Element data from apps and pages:
□ □ □ □ □

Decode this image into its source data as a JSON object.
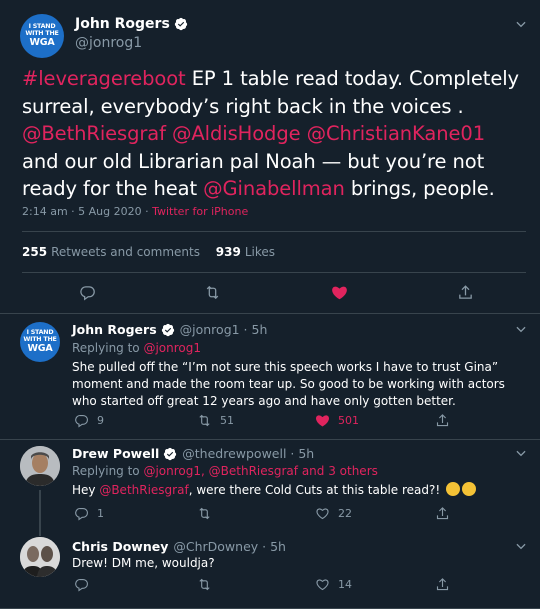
{
  "main_tweet": {
    "badge": {
      "line1": "I STAND",
      "line2": "WITH THE",
      "line3": "WGA"
    },
    "name": "John Rogers",
    "handle": "@jonrog1",
    "text": {
      "hashtag": "#leveragereboot",
      "part1": " EP 1 table read today. Completely surreal, everybody’s right back in the voices . ",
      "mention1": "@BethRiesgraf",
      "mention2": "@AldisHodge",
      "mention3": "@ChristianKane01",
      "part2": " and our old Librarian pal Noah — but you’re not ready for the heat ",
      "mention4": "@Ginabellman",
      "part3": " brings, people."
    },
    "timestamp": "2:14 am · 5 Aug 2020 · ",
    "source": "Twitter for iPhone",
    "retweets_count": "255",
    "retweets_label": "Retweets and comments",
    "likes_count": "939",
    "likes_label": "Likes"
  },
  "replies": [
    {
      "name": "John Rogers",
      "handle_time": "@jonrog1 · 5h",
      "replying_prefix": "Replying to ",
      "replying_to": "@jonrog1",
      "text": "She pulled off the “I’m not sure this speech works I have to trust Gina” moment and made the room tear up. So good to be working with actors who started off great 12 years ago and have only gotten better.",
      "replies": "9",
      "retweets": "51",
      "likes": "501",
      "liked": true
    },
    {
      "name": "Drew Powell",
      "handle_time": "@thedrewpowell · 5h",
      "replying_prefix": "Replying to ",
      "replying_to": "@jonrog1, @BethRiesgraf and 3 others",
      "text_pre": "Hey ",
      "text_mention": "@BethRiesgraf",
      "text_post": ", were there Cold Cuts at this table read?! ",
      "replies": "1",
      "retweets": "",
      "likes": "22",
      "liked": false
    },
    {
      "name": "Chris Downey",
      "handle_time": "@ChrDowney · 5h",
      "text": "Drew! DM me, wouldja?",
      "replies": "",
      "retweets": "",
      "likes": "14",
      "liked": false
    }
  ],
  "colors": {
    "background": "#15202b",
    "accent_link": "#e0245e",
    "muted": "#8899a6",
    "like_red": "#e0245e",
    "divider": "#38444d"
  },
  "icons": [
    "verified-badge-icon",
    "chevron-down-icon",
    "reply-icon",
    "retweet-icon",
    "heart-icon",
    "share-icon"
  ]
}
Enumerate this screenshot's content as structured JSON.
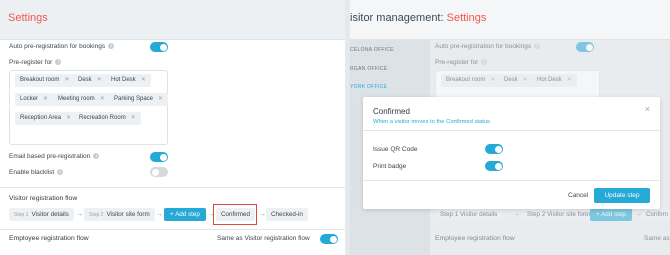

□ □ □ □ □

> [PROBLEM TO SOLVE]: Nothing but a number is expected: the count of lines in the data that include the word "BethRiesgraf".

> [SOLUTION TO THIS EXERCISE]: 3